== Your objective ==
Show every line below where "require" can be found.

== Records supplied ==

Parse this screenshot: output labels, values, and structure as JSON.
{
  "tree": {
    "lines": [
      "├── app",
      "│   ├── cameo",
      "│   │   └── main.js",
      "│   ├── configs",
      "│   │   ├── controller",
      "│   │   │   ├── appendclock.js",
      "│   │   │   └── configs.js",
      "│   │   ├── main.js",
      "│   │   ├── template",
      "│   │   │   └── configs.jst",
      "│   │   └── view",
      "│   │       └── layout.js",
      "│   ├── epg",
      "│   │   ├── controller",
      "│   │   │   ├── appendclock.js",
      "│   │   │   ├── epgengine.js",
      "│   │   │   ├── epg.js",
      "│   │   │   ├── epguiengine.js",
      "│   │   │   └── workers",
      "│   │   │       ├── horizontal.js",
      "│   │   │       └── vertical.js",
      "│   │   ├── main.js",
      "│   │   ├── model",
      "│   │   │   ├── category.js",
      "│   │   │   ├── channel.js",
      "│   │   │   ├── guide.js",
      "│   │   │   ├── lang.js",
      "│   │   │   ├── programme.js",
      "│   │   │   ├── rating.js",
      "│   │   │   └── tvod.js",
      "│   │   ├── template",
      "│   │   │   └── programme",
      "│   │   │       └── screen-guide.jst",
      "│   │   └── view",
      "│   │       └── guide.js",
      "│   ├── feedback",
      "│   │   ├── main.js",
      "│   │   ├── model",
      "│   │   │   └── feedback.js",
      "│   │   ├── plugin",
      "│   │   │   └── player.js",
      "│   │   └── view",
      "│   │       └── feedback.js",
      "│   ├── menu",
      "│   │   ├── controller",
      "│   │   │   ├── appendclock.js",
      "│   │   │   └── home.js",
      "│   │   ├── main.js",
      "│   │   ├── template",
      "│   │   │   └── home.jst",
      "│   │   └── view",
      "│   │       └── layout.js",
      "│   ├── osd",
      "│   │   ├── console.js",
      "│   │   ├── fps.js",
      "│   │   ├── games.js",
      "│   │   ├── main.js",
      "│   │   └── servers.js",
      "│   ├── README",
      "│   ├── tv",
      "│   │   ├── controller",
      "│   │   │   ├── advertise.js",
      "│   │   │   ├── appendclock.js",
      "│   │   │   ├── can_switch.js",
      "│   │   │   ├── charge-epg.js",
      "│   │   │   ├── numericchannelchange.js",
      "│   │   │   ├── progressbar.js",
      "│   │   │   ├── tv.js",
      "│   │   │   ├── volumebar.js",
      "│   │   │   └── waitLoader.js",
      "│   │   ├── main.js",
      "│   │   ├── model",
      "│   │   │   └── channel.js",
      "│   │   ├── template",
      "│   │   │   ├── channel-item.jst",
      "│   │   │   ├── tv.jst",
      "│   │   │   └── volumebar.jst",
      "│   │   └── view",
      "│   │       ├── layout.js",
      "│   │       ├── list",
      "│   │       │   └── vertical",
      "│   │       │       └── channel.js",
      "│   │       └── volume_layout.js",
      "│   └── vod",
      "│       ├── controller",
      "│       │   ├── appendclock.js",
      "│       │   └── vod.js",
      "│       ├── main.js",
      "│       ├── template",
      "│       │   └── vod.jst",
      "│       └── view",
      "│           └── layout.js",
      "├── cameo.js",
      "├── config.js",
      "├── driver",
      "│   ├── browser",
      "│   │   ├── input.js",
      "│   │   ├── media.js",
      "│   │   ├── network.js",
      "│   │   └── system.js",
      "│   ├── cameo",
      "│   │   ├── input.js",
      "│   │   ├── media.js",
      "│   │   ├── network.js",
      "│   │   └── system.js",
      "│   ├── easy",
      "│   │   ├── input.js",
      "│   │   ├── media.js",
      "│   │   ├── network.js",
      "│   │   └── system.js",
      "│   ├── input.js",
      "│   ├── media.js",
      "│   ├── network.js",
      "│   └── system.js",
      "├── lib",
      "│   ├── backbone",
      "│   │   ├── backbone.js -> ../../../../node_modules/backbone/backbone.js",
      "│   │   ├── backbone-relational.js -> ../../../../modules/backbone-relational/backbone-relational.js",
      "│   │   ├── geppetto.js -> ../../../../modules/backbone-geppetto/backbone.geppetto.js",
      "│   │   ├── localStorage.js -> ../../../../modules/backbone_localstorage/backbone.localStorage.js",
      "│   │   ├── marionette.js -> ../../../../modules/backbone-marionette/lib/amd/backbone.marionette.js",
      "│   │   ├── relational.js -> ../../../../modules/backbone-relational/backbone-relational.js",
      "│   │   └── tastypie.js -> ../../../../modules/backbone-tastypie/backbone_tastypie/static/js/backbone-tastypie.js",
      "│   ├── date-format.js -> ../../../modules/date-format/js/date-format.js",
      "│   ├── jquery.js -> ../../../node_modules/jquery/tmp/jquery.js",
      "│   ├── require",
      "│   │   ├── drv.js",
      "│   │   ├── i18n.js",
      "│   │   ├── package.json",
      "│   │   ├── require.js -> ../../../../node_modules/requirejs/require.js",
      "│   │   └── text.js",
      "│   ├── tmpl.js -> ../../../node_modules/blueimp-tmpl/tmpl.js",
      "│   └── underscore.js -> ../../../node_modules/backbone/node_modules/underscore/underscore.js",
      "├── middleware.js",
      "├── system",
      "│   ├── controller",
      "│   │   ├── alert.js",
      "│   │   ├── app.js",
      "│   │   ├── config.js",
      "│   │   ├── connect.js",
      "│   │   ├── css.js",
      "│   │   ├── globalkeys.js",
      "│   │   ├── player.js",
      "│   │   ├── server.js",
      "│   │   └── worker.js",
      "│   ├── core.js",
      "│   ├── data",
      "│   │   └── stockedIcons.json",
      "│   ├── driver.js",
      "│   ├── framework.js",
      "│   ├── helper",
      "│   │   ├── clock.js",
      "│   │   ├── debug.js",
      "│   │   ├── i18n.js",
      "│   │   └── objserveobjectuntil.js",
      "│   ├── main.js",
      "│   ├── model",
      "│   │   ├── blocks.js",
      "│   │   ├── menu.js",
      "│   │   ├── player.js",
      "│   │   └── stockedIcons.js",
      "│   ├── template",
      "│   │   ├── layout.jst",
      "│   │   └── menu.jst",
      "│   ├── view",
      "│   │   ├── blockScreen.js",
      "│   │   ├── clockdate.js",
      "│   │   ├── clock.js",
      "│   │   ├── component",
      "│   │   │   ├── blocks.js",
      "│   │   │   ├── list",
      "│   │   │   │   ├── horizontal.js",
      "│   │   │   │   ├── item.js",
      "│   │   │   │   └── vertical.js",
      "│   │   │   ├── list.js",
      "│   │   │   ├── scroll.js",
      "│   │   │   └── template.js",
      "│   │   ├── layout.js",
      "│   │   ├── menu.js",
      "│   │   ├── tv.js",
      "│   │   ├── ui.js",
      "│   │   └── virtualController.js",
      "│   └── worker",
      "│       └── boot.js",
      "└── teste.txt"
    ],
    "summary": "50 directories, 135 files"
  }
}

== Output of the task ==
      "│   ├── require",
      "│   │   ├── require.js -> ../../../../node_modules/requirejs/require.js",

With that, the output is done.